Use this URL to cite or link to this record in EThOS: https://ethos.bl.uk/OrderDetails.do?uin=uk.bl.ethos.717317
Title: A study of the biochemistry and immunochemistry of differentiation of the normal epidermis and involved psoriatic epidermis
Author: Easty, David Julia
Awarding Body: University of London
Current Institution: Imperial College London
Date of Award: 1988
Availability of Full Text:
Access from EThOS:
Access from Institution:
Abstract:

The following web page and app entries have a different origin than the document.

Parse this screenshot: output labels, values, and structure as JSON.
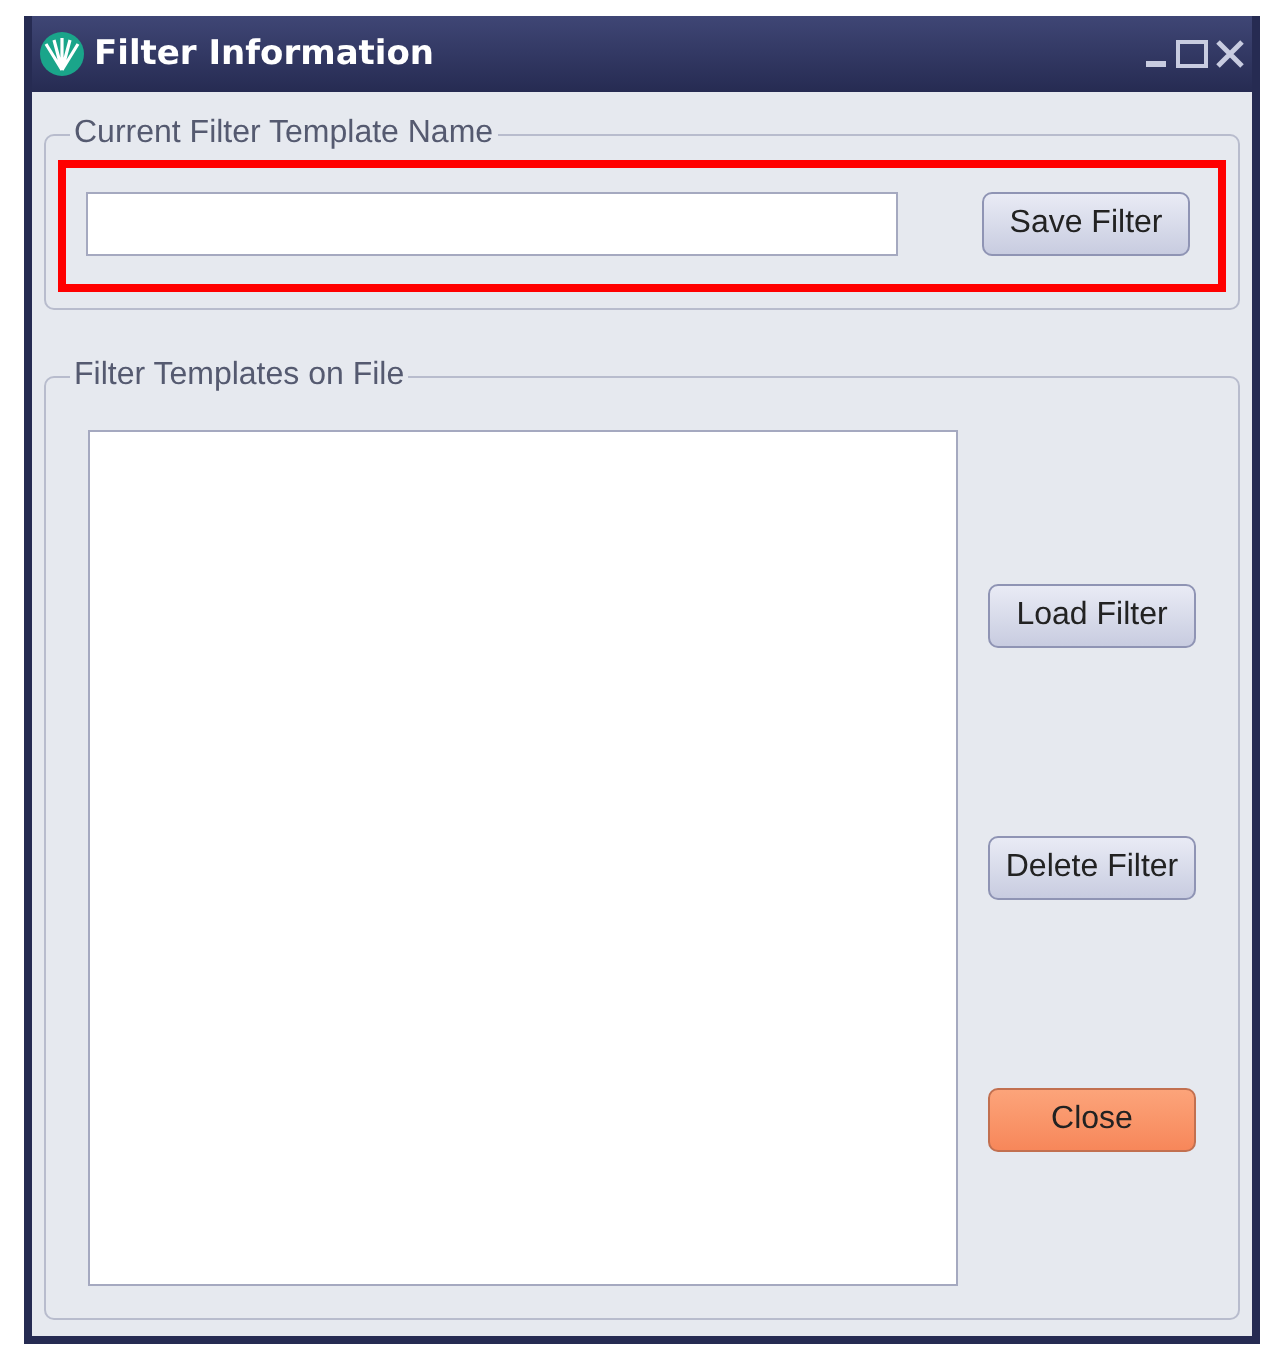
{
  "window": {
    "title": "Filter Information"
  },
  "current_template": {
    "legend": "Current Filter Template Name",
    "highlighted": true,
    "button": {
      "label": "Save Filter"
    }
  },
  "templates_on_file": {
    "legend": "Filter Templates on File",
    "buttons": [
      {
        "label": "Load Filter",
        "kind": "default"
      },
      {
        "label": "Delete Filter",
        "kind": "default"
      },
      {
        "label": "Close",
        "kind": "accent"
      }
    ]
  }
}
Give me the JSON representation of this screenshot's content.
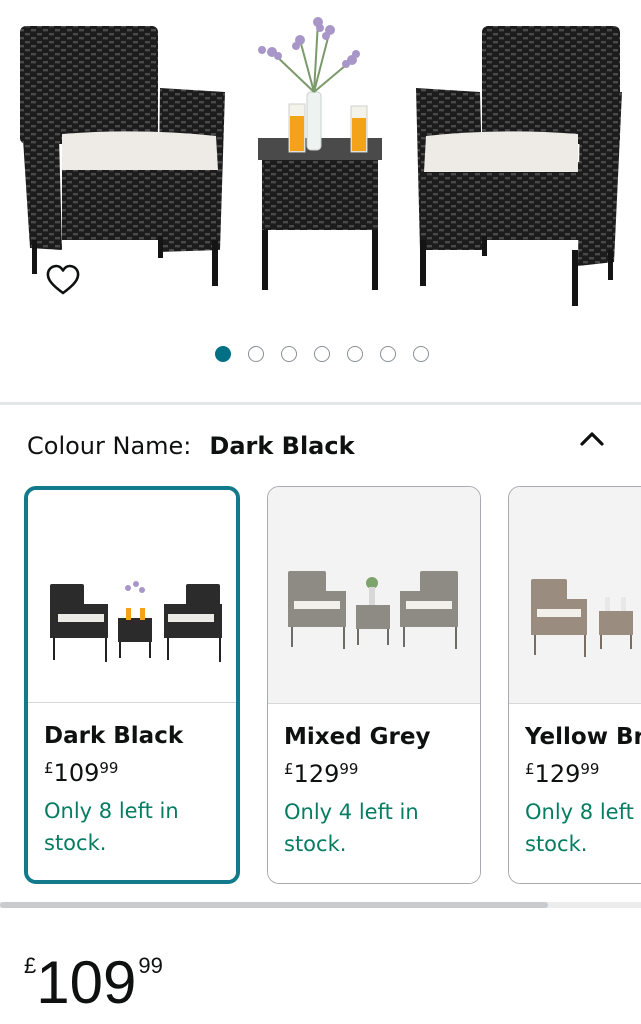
{
  "product_image": {
    "alt": "",
    "carousel": {
      "total": 7,
      "active": 0
    }
  },
  "icons": {
    "wishlist": "heart-icon",
    "collapse": "chevron-up-icon"
  },
  "colour": {
    "label": "Colour Name:",
    "value": "Dark Black"
  },
  "swatches": [
    {
      "name": "Dark Black",
      "currency": "£",
      "price_whole": "109",
      "price_pence": "99",
      "stock_line1": "Only 8 left in",
      "stock_line2": "stock.",
      "selected": true
    },
    {
      "name": "Mixed Grey",
      "currency": "£",
      "price_whole": "129",
      "price_pence": "99",
      "stock_line1": "Only 4 left in",
      "stock_line2": "stock.",
      "selected": false
    },
    {
      "name": "Yellow Br",
      "currency": "£",
      "price_whole": "129",
      "price_pence": "99",
      "stock_line1": "Only 8 left",
      "stock_line2": "stock.",
      "selected": false
    }
  ],
  "price": {
    "currency": "£",
    "whole": "109",
    "pence": "99"
  },
  "colors": {
    "accent": "#007185",
    "selected_border": "#127a8a",
    "stock_green": "#067d62"
  }
}
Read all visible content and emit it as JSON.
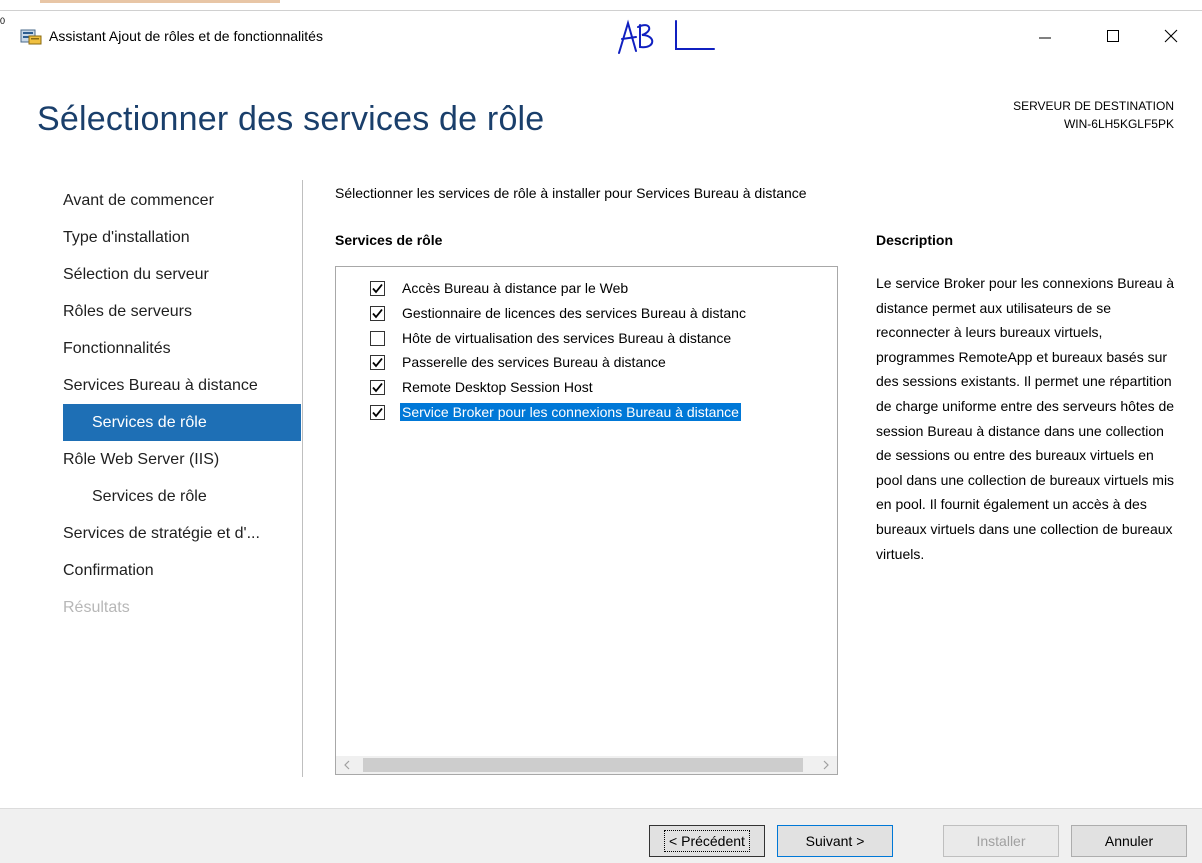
{
  "window": {
    "title": "Assistant Ajout de rôles et de fonctionnalités",
    "corner_mark": "0"
  },
  "header": {
    "page_title": "Sélectionner des services de rôle",
    "destination_label": "SERVEUR DE DESTINATION",
    "destination_server": "WIN-6LH5KGLF5PK"
  },
  "nav": {
    "items": [
      {
        "label": "Avant de commencer"
      },
      {
        "label": "Type d'installation"
      },
      {
        "label": "Sélection du serveur"
      },
      {
        "label": "Rôles de serveurs"
      },
      {
        "label": "Fonctionnalités"
      },
      {
        "label": "Services Bureau à distance"
      },
      {
        "label": "Services de rôle"
      },
      {
        "label": "Rôle Web Server (IIS)"
      },
      {
        "label": "Services de rôle"
      },
      {
        "label": "Services de stratégie et d'..."
      },
      {
        "label": "Confirmation"
      },
      {
        "label": "Résultats"
      }
    ]
  },
  "main": {
    "intro": "Sélectionner les services de rôle à installer pour Services Bureau à distance",
    "roles_heading": "Services de rôle",
    "description_heading": "Description",
    "roles": [
      {
        "label": "Accès Bureau à distance par le Web",
        "checked": true
      },
      {
        "label": "Gestionnaire de licences des services Bureau à distanc",
        "checked": true
      },
      {
        "label": "Hôte de virtualisation des services Bureau à distance",
        "checked": false
      },
      {
        "label": "Passerelle des services Bureau à distance",
        "checked": true
      },
      {
        "label": "Remote Desktop Session Host",
        "checked": true
      },
      {
        "label": "Service Broker pour les connexions Bureau à distance",
        "checked": true
      }
    ],
    "description": "Le service Broker pour les connexions Bureau à distance permet aux utilisateurs de se reconnecter à leurs bureaux virtuels, programmes RemoteApp et bureaux basés sur des sessions existants. Il permet une répartition de charge uniforme entre des serveurs hôtes de session Bureau à distance dans une collection de sessions ou entre des bureaux virtuels en pool dans une collection de bureaux virtuels mis en pool. Il fournit également un accès à des bureaux virtuels dans une collection de bureaux virtuels."
  },
  "footer": {
    "previous": "< Précédent",
    "next": "Suivant >",
    "install": "Installer",
    "cancel": "Annuler"
  },
  "colors": {
    "title_blue": "#1a3f6b",
    "nav_selected": "#1e6fb5",
    "list_selected": "#0078d7",
    "scribble": "#1020c0"
  },
  "icons": {
    "app": "server-manager-icon",
    "minimize": "minimize-icon",
    "maximize": "maximize-icon",
    "close": "close-icon"
  }
}
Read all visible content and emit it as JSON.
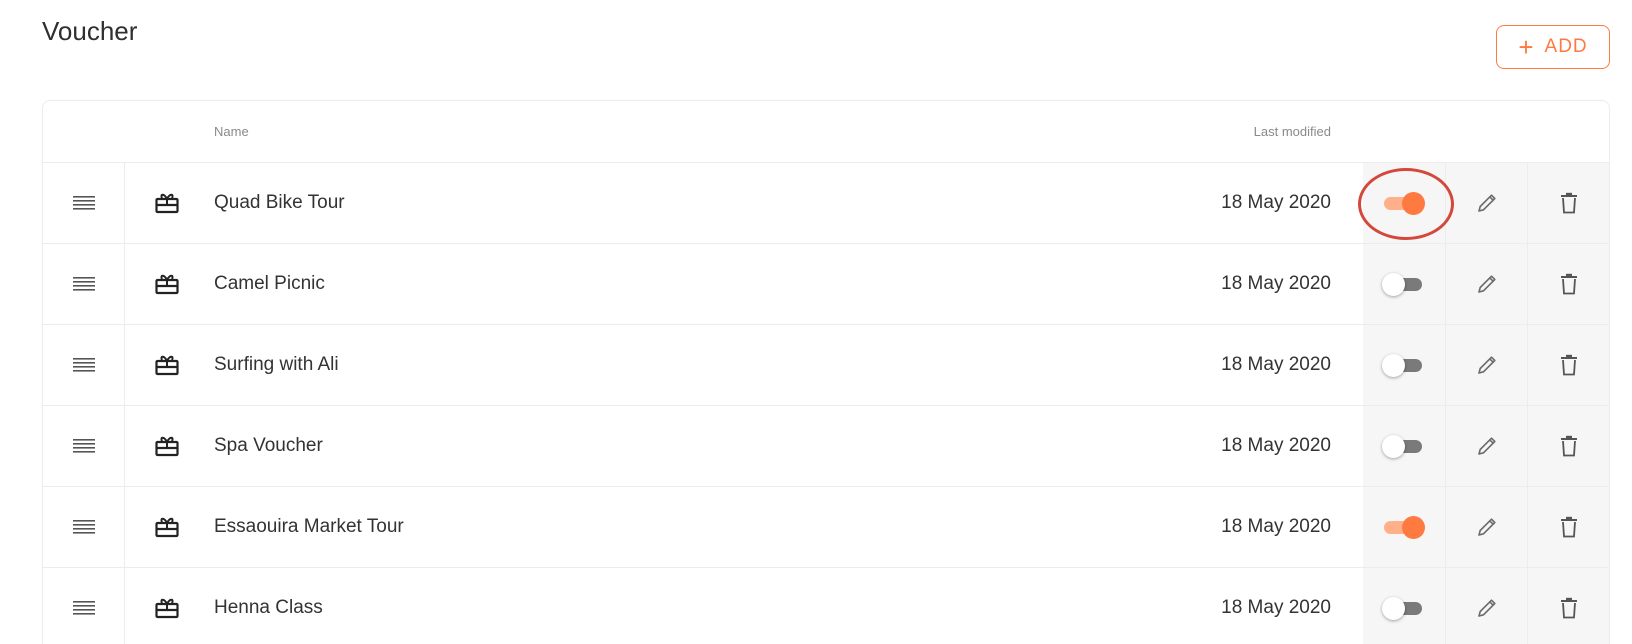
{
  "header": {
    "title": "Voucher",
    "add_label": "ADD",
    "add_icon": "+"
  },
  "table": {
    "columns": {
      "name": "Name",
      "last_modified": "Last modified"
    },
    "rows": [
      {
        "name": "Quad Bike Tour",
        "last_modified": "18 May 2020",
        "enabled": true
      },
      {
        "name": "Camel Picnic",
        "last_modified": "18 May 2020",
        "enabled": false
      },
      {
        "name": "Surfing with Ali",
        "last_modified": "18 May 2020",
        "enabled": false
      },
      {
        "name": "Spa Voucher",
        "last_modified": "18 May 2020",
        "enabled": false
      },
      {
        "name": "Essaouira Market Tour",
        "last_modified": "18 May 2020",
        "enabled": true
      },
      {
        "name": "Henna Class",
        "last_modified": "18 May 2020",
        "enabled": false
      }
    ]
  },
  "icons": {
    "drag": "drag-handle-icon",
    "type": "gift-card-icon",
    "edit": "pencil-icon",
    "delete": "trash-icon"
  },
  "colors": {
    "accent": "#ff7a40",
    "toggle_on_track": "#ffb08a",
    "toggle_off_track": "#7a7a7a",
    "highlight_ring": "#d4483b"
  }
}
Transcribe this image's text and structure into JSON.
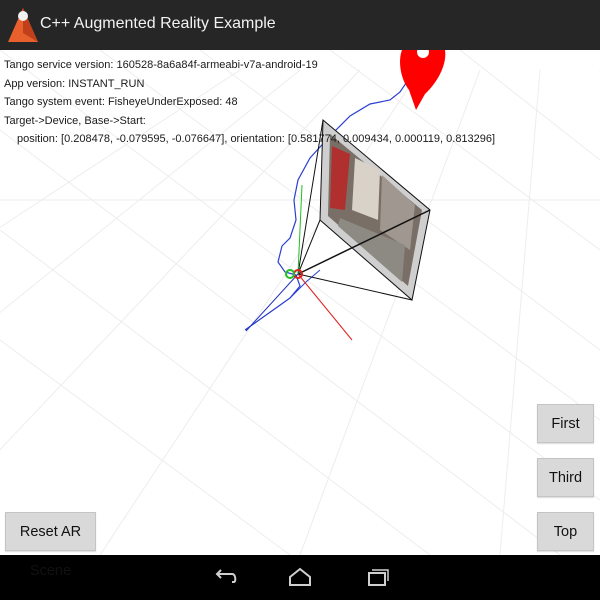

The differentiation of skin during foetal development, the maturation of cells in the normal adult epidermis, and the alterations, occurring in psoriatic lesional epiderms have been investigated using biochemical and immunocytochemical methods. These were used as appropriate on frozen sections, separated epidermis, dispersed keratinocytes and subfractions of keratinocyte populations, prepared directly from epidermis or epidermal cultures. Various techniques were used to separate dispersed keratinocytes, and these were monitored by light microscopy, electron microscopy and immunocytochemistry. The method most widely employed was Percoll density gradient centrifugation (PDGC) . A potential Fluorescence activated cell sorter (FACS) technique proved disappointing, but in a model system free flow cell electrophoresis (FFCE) separated basal cell populations and clearly has potential for use in man. Analysis of protein components was performed using 2DGEL with a conventional rod and a new flatbed method for the first dimension. various methods of protein detection were investigated. Silver staining proved to be the most useful for unlabelled proteins. Proteins labelled with 75Se or 35S methionine were detected by autoradiography. Glycoproteins were identified by lectin blotting of gels, by use of an enzyme hydrazide technique or by incorporation of tritiated sugars and subsequent fluorography or autoradiography. Hydrophobic proteins were extracted using a Triton X-114 phase shift method following by electrophoresis.
Supervisor: Not available Sponsor: Not available
Qualification Name: Thesis (Ph.D.) Qualification Level: Doctoral
EThOS ID: uk.bl.ethos.717317  DOI: Not available
Share: